Items listed in a dataset:
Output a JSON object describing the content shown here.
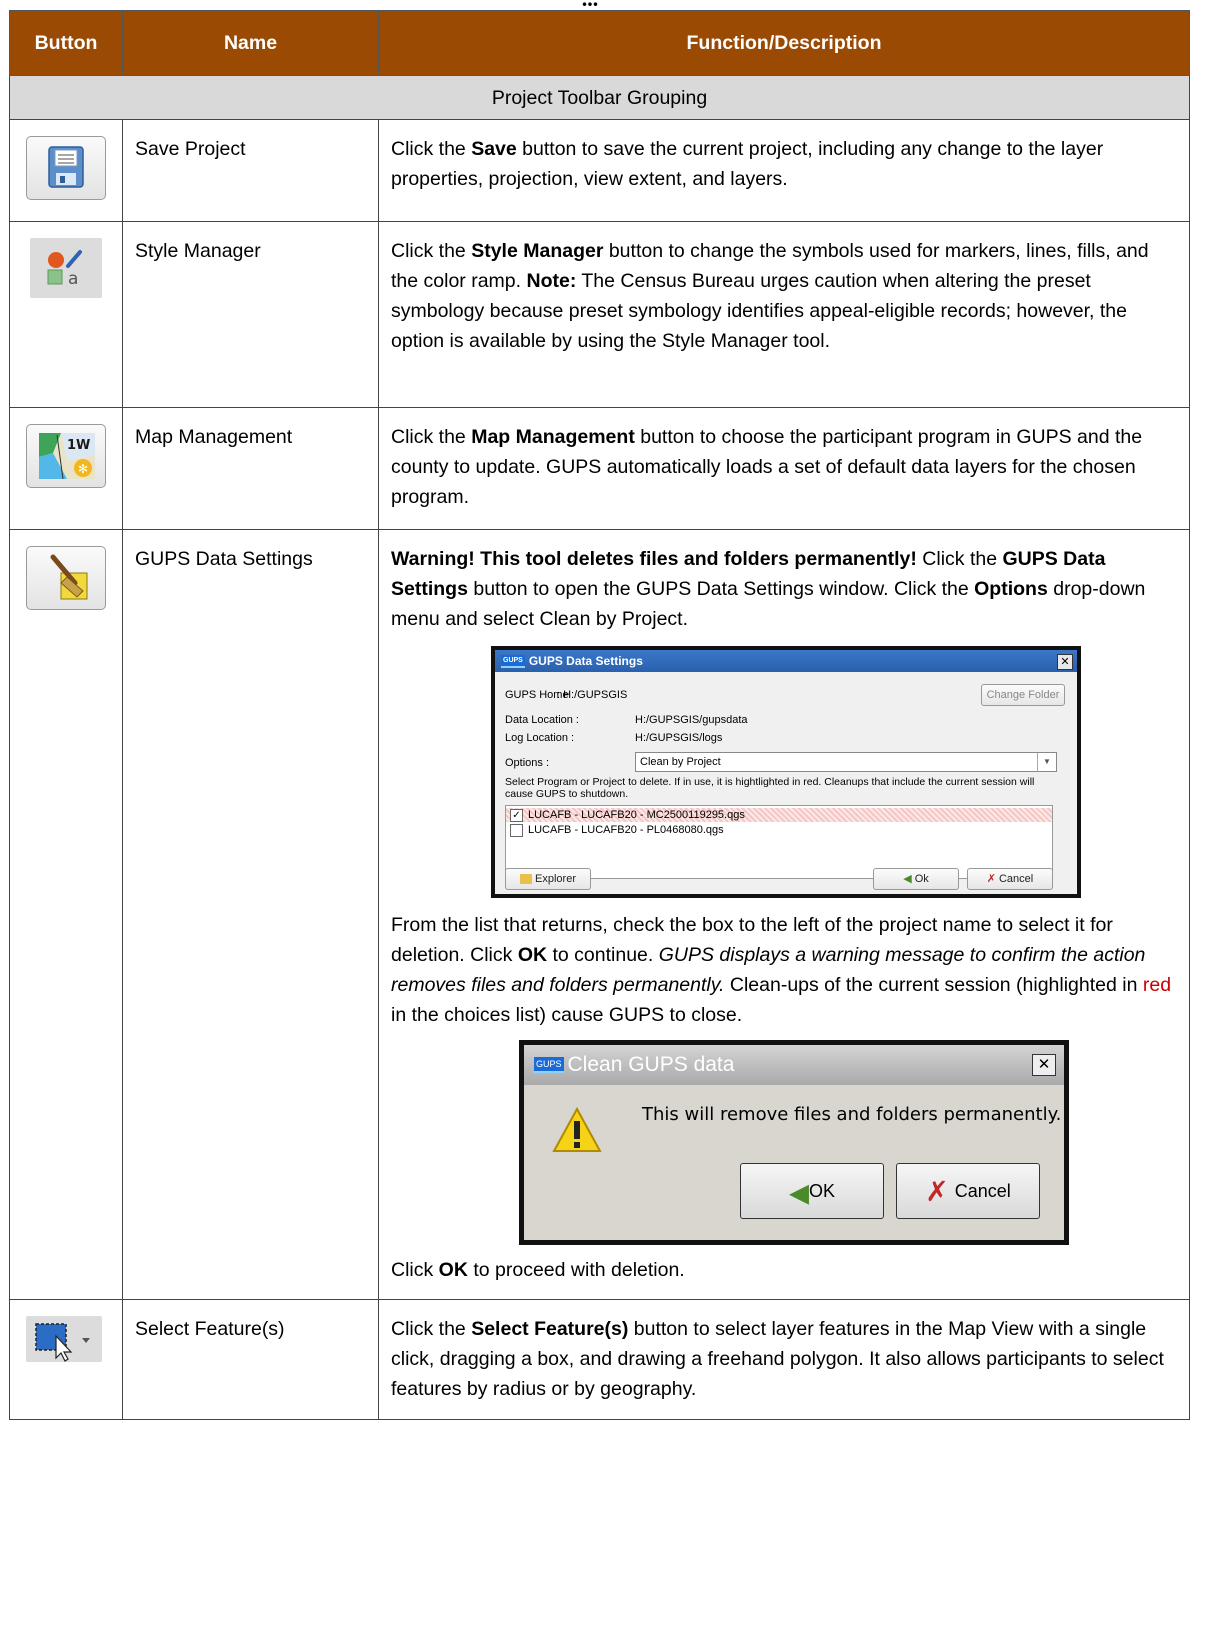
{
  "caption": "...",
  "table": {
    "headers": [
      "Button",
      "Name",
      "Function/Description"
    ],
    "group_label": "Project Toolbar Grouping",
    "rows": [
      {
        "icon": "save-project-icon",
        "name": "Save Project",
        "desc": {
          "p1": "Click the ",
          "b1": "Save",
          "p2": " button to save the current project, including any change to the layer properties, projection, view extent, and layers."
        }
      },
      {
        "icon": "style-manager-icon",
        "name": "Style Manager",
        "desc": {
          "p1": "Click the ",
          "b1": "Style Manager",
          "p2": " button to change the symbols used for markers, lines, fills, and the color ramp. ",
          "b2": "Note:",
          "p3": " The Census Bureau urges caution when altering the preset symbology because preset symbology identifies appeal-eligible records; however, the option is available by using the Style Manager tool."
        }
      },
      {
        "icon": "map-management-icon",
        "name": "Map Management",
        "desc": {
          "p1": "Click the ",
          "b1": "Map Management",
          "p2": " button to choose the participant program in GUPS and the county to update. GUPS automatically loads a set of default data layers for the chosen program."
        }
      },
      {
        "icon": "gups-data-settings-icon",
        "name": "GUPS Data Settings",
        "desc": {
          "b0": "Warning! This tool deletes files and folders permanently!",
          "p1": " Click the ",
          "b1": "GUPS Data Settings",
          "p2": " button to open the GUPS Data Settings window. Click the ",
          "b2": "Options",
          "p3": " drop-down menu and select Clean by Project.",
          "q1": "From the list that returns, check the box to the left of the project name to select it for deletion. Click ",
          "qb": "OK",
          "q2": " to continue. ",
          "qi": "GUPS displays a warning message to confirm the action removes files and folders permanently.",
          "q3": " Clean-ups of the current session (highlighted in ",
          "qred": "red",
          "q4": " in the choices list) cause GUPS to close.",
          "r1": "Click ",
          "rb": "OK",
          "r2": " to proceed with deletion."
        }
      },
      {
        "icon": "select-features-icon",
        "name": "Select Feature(s)",
        "desc": {
          "p1": "Click the ",
          "b1": "Select Feature(s)",
          "p2": " button to select layer features in the Map View with a single click, dragging a box, and drawing a freehand polygon. It also allows participants to select features by radius or by geography."
        }
      }
    ]
  },
  "settings_dialog": {
    "logo": "GUPS",
    "title": "GUPS Data Settings",
    "home_label": "GUPS Home",
    "home_value": ": H:/GUPSGIS",
    "change_folder": "Change Folder",
    "data_label": "Data Location :",
    "data_value": "H:/GUPSGIS/gupsdata",
    "log_label": "Log Location :",
    "log_value": "H:/GUPSGIS/logs",
    "options_label": "Options :",
    "options_value": "Clean by Project",
    "instructions": "Select Program or Project to delete. If in use, it is hightlighted in red. Cleanups that include the current session will cause GUPS to shutdown.",
    "items": [
      "LUCAFB - LUCAFB20 - MC2500119295.qgs",
      "LUCAFB - LUCAFB20 - PL0468080.qgs"
    ],
    "explorer_button": "Explorer",
    "ok_button": "Ok",
    "cancel_button": "Cancel"
  },
  "confirm_dialog": {
    "logo": "GUPS",
    "title": "Clean GUPS data",
    "message": "This will remove files and folders permanently.",
    "ok_button": "OK",
    "cancel_button": "Cancel"
  }
}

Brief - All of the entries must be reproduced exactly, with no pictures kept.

Response area -
Output a JSON object describing the content shown here.
{
  "caption": "...",
  "table": {
    "headers": [
      "Button",
      "Name",
      "Function/Description"
    ],
    "group_label": "Project Toolbar Grouping",
    "rows": [
      {
        "icon": "save-project-icon",
        "name": "Save Project",
        "desc": {
          "p1": "Click the ",
          "b1": "Save",
          "p2": " button to save the current project, including any change to the layer properties, projection, view extent, and layers."
        }
      },
      {
        "icon": "style-manager-icon",
        "name": "Style Manager",
        "desc": {
          "p1": "Click the ",
          "b1": "Style Manager",
          "p2": " button to change the symbols used for markers, lines, fills, and the color ramp. ",
          "b2": "Note:",
          "p3": " The Census Bureau urges caution when altering the preset symbology because preset symbology identifies appeal-eligible records; however, the option is available by using the Style Manager tool."
        }
      },
      {
        "icon": "map-management-icon",
        "name": "Map Management",
        "desc": {
          "p1": "Click the ",
          "b1": "Map Management",
          "p2": " button to choose the participant program in GUPS and the county to update. GUPS automatically loads a set of default data layers for the chosen program."
        }
      },
      {
        "icon": "gups-data-settings-icon",
        "name": "GUPS Data Settings",
        "desc": {
          "b0": "Warning! This tool deletes files and folders permanently!",
          "p1": " Click the ",
          "b1": "GUPS Data Settings",
          "p2": " button to open the GUPS Data Settings window. Click the ",
          "b2": "Options",
          "p3": " drop-down menu and select Clean by Project.",
          "q1": "From the list that returns, check the box to the left of the project name to select it for deletion. Click ",
          "qb": "OK",
          "q2": " to continue. ",
          "qi": "GUPS displays a warning message to confirm the action removes files and folders permanently.",
          "q3": " Clean-ups of the current session (highlighted in ",
          "qred": "red",
          "q4": " in the choices list) cause GUPS to close.",
          "r1": "Click ",
          "rb": "OK",
          "r2": " to proceed with deletion."
        }
      },
      {
        "icon": "select-features-icon",
        "name": "Select Feature(s)",
        "desc": {
          "p1": "Click the ",
          "b1": "Select Feature(s)",
          "p2": " button to select layer features in the Map View with a single click, dragging a box, and drawing a freehand polygon. It also allows participants to select features by radius or by geography."
        }
      }
    ]
  },
  "settings_dialog": {
    "logo": "GUPS",
    "title": "GUPS Data Settings",
    "home_label": "GUPS Home",
    "home_value": ": H:/GUPSGIS",
    "change_folder": "Change Folder",
    "data_label": "Data Location :",
    "data_value": "H:/GUPSGIS/gupsdata",
    "log_label": "Log Location :",
    "log_value": "H:/GUPSGIS/logs",
    "options_label": "Options :",
    "options_value": "Clean by Project",
    "instructions": "Select Program or Project to delete. If in use, it is hightlighted in red. Cleanups that include the current session will cause GUPS to shutdown.",
    "items": [
      "LUCAFB - LUCAFB20 - MC2500119295.qgs",
      "LUCAFB - LUCAFB20 - PL0468080.qgs"
    ],
    "explorer_button": "Explorer",
    "ok_button": "Ok",
    "cancel_button": "Cancel"
  },
  "confirm_dialog": {
    "logo": "GUPS",
    "title": "Clean GUPS data",
    "message": "This will remove files and folders permanently.",
    "ok_button": "OK",
    "cancel_button": "Cancel"
  }
}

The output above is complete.